By Riyaz ul Khaliq
ANKARA (AA) - India is expecting the same narrative on Jammu and Kashmir from Pakistan at the upcoming UN General Assembly session, its envoy said Friday.
On a question posed to him over Kashmir, Ambassador Syed Akbaruddin, India's Permanent Representative to the UN, said: "What you're telling me is that it will be more of the same, much more of the same from the side of one country. If that is so, what is our response?”
“So, let me put it this way. That it is for every country to determine its trajectory of how it wants to approach global platforms. There may be some who stoop low. Our response to them is we soar high. They may stoop low, we soar high," the envoy said, according to PTI news agency.
The prime ministers of India and Pakistan will be face to face for the first time at the UN gathering on Sept. 27 since New Delhi imposed a near-total lockdown on Jammu and Kashmir and scrapped special provisions guaranteed to the region under Indian constitution on Aug. 5.
Also, the Indian government further downgraded and divided the disputed region into two centrally controlled “union territories”.
Pakistan slammed the move asking the UN Security Council to intervene which held its first meeting on the Kashmir dispute in mid-August.
Pakistan's Prime Minister Imran Khan has vowed to raise what he terms India's violation of UN resolutions on Kashmir in the upcoming session.
His Indian counterpart Narendra Modi is scheduled to speak ahead of Khan.
"We explained to you what is our approach and what is our orientation and how we are working very differently from our previous experiences. But there may be somebody who is wanting to bring an issue which they have raised before...Your question further is that what if they become more-shrill, what if they raise it in a much more-sharper manner," Akbaruddin said in a veiled reference to Pakistan.
From 1954 until Aug. 5, 2019, Jammu and Kashmir enjoyed special status which allowed it to enact its own laws. The provisions also protected the region's citizenship law, which barred outsiders from settling in and owning land in the territory.
In order to quell popular protests, the Indian government has taken in political detainees and imposed restriction on movement, a move several rights groups including Human Rights Watch and Amnesty International have condemned.

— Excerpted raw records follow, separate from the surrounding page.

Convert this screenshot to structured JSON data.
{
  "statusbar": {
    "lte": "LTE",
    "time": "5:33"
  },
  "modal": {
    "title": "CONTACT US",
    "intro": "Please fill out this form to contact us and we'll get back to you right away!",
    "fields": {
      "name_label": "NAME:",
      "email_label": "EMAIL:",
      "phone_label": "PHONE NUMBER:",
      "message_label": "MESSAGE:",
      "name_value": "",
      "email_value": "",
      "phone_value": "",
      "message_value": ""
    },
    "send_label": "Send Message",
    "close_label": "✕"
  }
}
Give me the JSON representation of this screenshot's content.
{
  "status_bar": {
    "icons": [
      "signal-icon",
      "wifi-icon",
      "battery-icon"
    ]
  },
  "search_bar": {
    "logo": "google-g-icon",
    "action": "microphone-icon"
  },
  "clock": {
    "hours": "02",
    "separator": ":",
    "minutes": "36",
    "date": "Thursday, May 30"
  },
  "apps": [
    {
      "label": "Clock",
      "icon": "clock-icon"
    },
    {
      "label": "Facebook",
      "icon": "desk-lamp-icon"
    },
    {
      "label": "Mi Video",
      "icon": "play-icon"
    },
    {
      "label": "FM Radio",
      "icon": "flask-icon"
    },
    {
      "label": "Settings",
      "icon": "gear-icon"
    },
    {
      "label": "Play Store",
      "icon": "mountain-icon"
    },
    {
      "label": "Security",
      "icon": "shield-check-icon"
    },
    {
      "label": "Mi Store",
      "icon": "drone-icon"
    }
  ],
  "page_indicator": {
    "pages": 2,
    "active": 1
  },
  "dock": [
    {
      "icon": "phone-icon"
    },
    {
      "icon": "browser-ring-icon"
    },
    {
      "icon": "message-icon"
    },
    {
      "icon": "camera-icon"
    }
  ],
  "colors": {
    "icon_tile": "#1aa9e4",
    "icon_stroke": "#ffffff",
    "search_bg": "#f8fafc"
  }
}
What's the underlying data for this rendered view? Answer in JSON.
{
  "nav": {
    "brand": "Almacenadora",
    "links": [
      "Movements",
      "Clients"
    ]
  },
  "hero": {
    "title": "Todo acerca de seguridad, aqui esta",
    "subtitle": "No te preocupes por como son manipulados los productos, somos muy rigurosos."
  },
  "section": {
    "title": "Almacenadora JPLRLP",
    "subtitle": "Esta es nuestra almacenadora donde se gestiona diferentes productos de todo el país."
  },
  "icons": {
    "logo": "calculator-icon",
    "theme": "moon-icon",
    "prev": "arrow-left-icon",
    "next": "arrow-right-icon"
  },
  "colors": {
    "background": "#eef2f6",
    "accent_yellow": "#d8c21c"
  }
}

India and Pakistan have fought two wars over the scenic Himalayan region which they control partly but claim in full.